From the press release:
Now, The Goon goes digital, as both Chinatown and the Mystery of Mr. Wicker and The Goon #7, which features Hellboy, are made available on the iPhone platform. Chinatown marks Powell’s first self-contained graphic novel, which chronicles the earliest adventures of Goon and his wisecracking sidekick, Franky. After a new figure in the crime scene begins taking out the Goon’s business operations one by one, the Goon’s darkest moment comes back to haunt him, when his mind and body were left scarred . . . and his heart was left black. This new platform promises to expose an all-new readership to comics’ most beloved brute.
Not to worry, however: longtime fans will be rewarded with an all-new spinoff title based around Goon Year’s most notable character, Buzzard. Eric Powell gives one of his most beloved and mysterious characters his own highly anticipated, three-issue miniseries.
Following his brutal showdown with the loathsome Zombie Priest, Buzzard leaves his home, wandering aimlessly until he steps into the shadowy spirit realm of the forest. A dark path leads him to a small village living in fear of a bestial race of savages. More animal than man, these creatures hunt the villagers and drag them from their slumber in the depth of night.
“Buzzard has always been a personal favorite of mine from the Goon cast, and from the amount of requests I’ve gotten to give him his own series, I imagine he’s a favorite of the readers as well,” said Goon creator Eric Powell. “I’m really excited to finally be giving him his own story, along with the revival of Billy the Kid’s Old Timey Oddities!”
For those who missed Goon Year, Dark Horse will be giving this twelve-issue story line the deluxe treatment with the release of Fancy Pants Edition Volume 3: Goon Year on July seventh. Powell’s all-new Buzzard series will arrive on shelves later this fall.

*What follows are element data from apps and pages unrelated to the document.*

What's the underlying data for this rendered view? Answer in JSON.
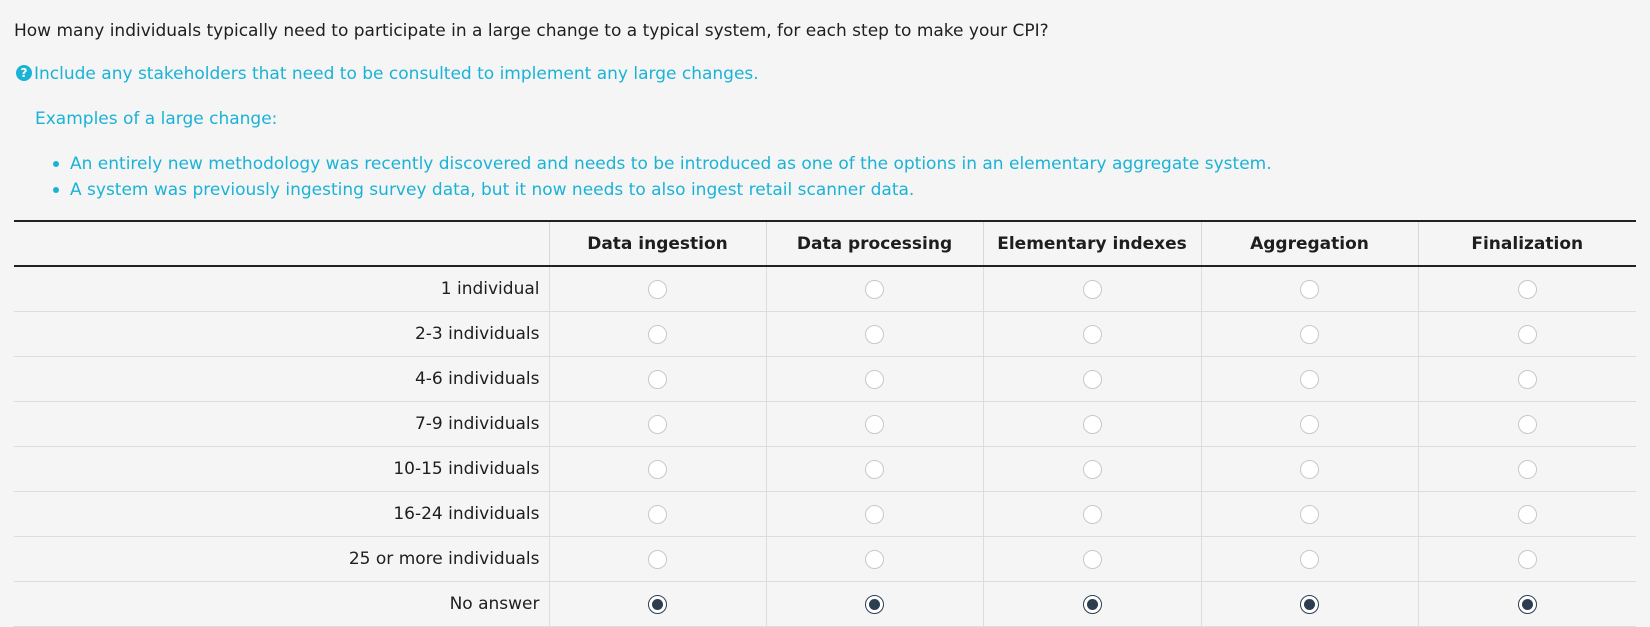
{
  "question": {
    "text": "How many individuals typically need to participate in a large change to a typical system, for each step to make your CPI?",
    "help": "Include any stakeholders that need to be consulted to implement any large changes.",
    "examples_title": "Examples of a large change:",
    "examples": [
      "An entirely new methodology was recently discovered and needs to be introduced as one of the options in an elementary aggregate system.",
      "A system was previously ingesting survey data, but it now needs to also ingest retail scanner data."
    ]
  },
  "matrix": {
    "columns": [
      "Data ingestion",
      "Data processing",
      "Elementary indexes",
      "Aggregation",
      "Finalization"
    ],
    "rows": [
      "1 individual",
      "2-3 individuals",
      "4-6 individuals",
      "7-9 individuals",
      "10-15 individuals",
      "16-24 individuals",
      "25 or more individuals",
      "No answer"
    ],
    "selected_row": "No answer"
  },
  "colors": {
    "help_accent": "#1ab3d6",
    "radio_selected": "#2c3e50"
  }
}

Look for news forthcoming on the return of the Billy the Kid’s Old Timey Oddities short stories—a revival of the series from 2005 that paired Eric Powell with artist Kyle Hotz. The three-issue series will launch later this year.
Chinatown and the Mystery of Mr. Wicker is available for download today in the iTunes store. For a limited time, this heart-wrenching story is available for the sale price of 1.99. In addition, the celebrated one-shot The Goon #7 is available for free download for the next three days.
For more information, visit www.darkhorse.com/features/mobile.
Digital comics | A free digital comic starring Wallace & Gromit, the popular animated UK duo, has been downloaded more than 500,000 times since Nov. 7, leading one eBook blogger to wonder whether The W Files is the “FIRST eBook best-seller.” (If it’s free, can it still be considered a bestseller?) Released by Titan Publishing, the free iPhone app marks the 20th anniversary of Wallace & Gromit. Subsequent issues cost 99 cents each. [GalleyCat]
Digital comics | Marvel is giving away 1,000 one-year subscriptions for its Marvel Digital Comics Unlimited online service to enlisted military personnel through Jan. 7. [Air Force Times]
Publishing | Reed Stevenson looks at the growth of manga in Europe, where the market is expanding at a pace of 10 percent to 15 percent each year: “Sales of printed manga books have fallen in Japan in recent years but grown elsewhere, particularly among European young people who are consuming such titles as Naruto, Fruits Basket and Death Note with the same appetite as an earlier generation showed for The Adventures of Tin Tin and The Adventures of Asterix. [Reuters]